“We had a solid start going, and at mile 70 we chucked a starter and were forced to pull that out, and then the truck jumped into a limp mode of some sort, so we lost probably 15 minutes there,” Luke McMillin told us after the race. Although the team had a mostly clean race after that point, but Dan did have an issue with a booby trap later in the race. “He hit a booby trap and took out a driveshaft, but other than those issues we had a clean day.”
Finishing in sixth place in Trophy Truck was Robby Gordon, who’s team rebuilt his Trophy Truck prior to the race but lost an hour and a half after breaking his right front spindle on his truck early in the race. “You never know in Baja,” Gordon said. “It was a good run for us. It was a tough course.
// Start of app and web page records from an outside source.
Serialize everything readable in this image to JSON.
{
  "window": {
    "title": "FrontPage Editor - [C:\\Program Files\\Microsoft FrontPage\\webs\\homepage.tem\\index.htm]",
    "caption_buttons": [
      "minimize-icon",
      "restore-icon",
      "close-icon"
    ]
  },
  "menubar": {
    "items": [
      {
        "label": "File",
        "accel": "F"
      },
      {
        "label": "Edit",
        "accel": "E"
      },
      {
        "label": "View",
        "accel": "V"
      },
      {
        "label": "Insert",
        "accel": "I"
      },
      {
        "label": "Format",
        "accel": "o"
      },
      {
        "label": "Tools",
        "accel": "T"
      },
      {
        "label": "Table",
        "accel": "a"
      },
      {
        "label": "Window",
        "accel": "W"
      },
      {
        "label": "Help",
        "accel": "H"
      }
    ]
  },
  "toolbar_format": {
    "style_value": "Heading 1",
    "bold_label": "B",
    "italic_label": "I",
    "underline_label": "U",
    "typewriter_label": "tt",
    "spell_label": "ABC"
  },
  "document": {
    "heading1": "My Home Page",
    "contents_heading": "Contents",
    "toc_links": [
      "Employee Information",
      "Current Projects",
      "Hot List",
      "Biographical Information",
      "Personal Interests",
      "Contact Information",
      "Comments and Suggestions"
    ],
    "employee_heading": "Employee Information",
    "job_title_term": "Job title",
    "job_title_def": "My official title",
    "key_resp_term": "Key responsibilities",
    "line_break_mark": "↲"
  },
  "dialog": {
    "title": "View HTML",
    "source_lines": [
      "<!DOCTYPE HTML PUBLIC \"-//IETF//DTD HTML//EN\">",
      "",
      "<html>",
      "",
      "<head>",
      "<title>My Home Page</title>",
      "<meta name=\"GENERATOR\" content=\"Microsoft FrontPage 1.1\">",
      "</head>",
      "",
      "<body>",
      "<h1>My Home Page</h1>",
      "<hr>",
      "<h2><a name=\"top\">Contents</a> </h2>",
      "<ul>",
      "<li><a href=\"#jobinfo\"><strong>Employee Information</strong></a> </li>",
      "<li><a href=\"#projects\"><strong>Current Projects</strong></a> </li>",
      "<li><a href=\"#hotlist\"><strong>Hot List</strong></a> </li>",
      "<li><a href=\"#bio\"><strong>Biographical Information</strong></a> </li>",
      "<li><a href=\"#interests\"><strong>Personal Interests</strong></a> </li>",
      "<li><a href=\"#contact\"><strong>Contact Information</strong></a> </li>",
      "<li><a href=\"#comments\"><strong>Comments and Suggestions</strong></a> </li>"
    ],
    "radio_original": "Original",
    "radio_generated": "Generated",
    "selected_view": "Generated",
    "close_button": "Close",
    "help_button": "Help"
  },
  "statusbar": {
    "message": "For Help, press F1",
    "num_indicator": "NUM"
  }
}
Good job Roger [Norman] and Score International.”
Be sure to check out Off-Road.com’s 2013 SCORE Baja 1000 coverage here.
Unofficial Results – Trophy Truck
1. BJ Baldwin – 18:36:10.017 (47.471 av. mph)
2. Rob MacCachren – 18:43:28.944 (47.163 av. mph)
3. Troy Herbst – 19:15:33.776 (45.853 av. mph)
4. Juan Lopez – 19:37:56.304 (44.982 av. mph)
5. Dan McMillin –19:54:23.346 (44.363 av. mph)
6. Robby Gordon – 20:19:51.650 (43.436 av. mph)
7. Ron Whitton – 22:30:12.145 (39.243 av. mph)
8. Bryce Menzies – 23:39:48.766 (37.319 av. mph)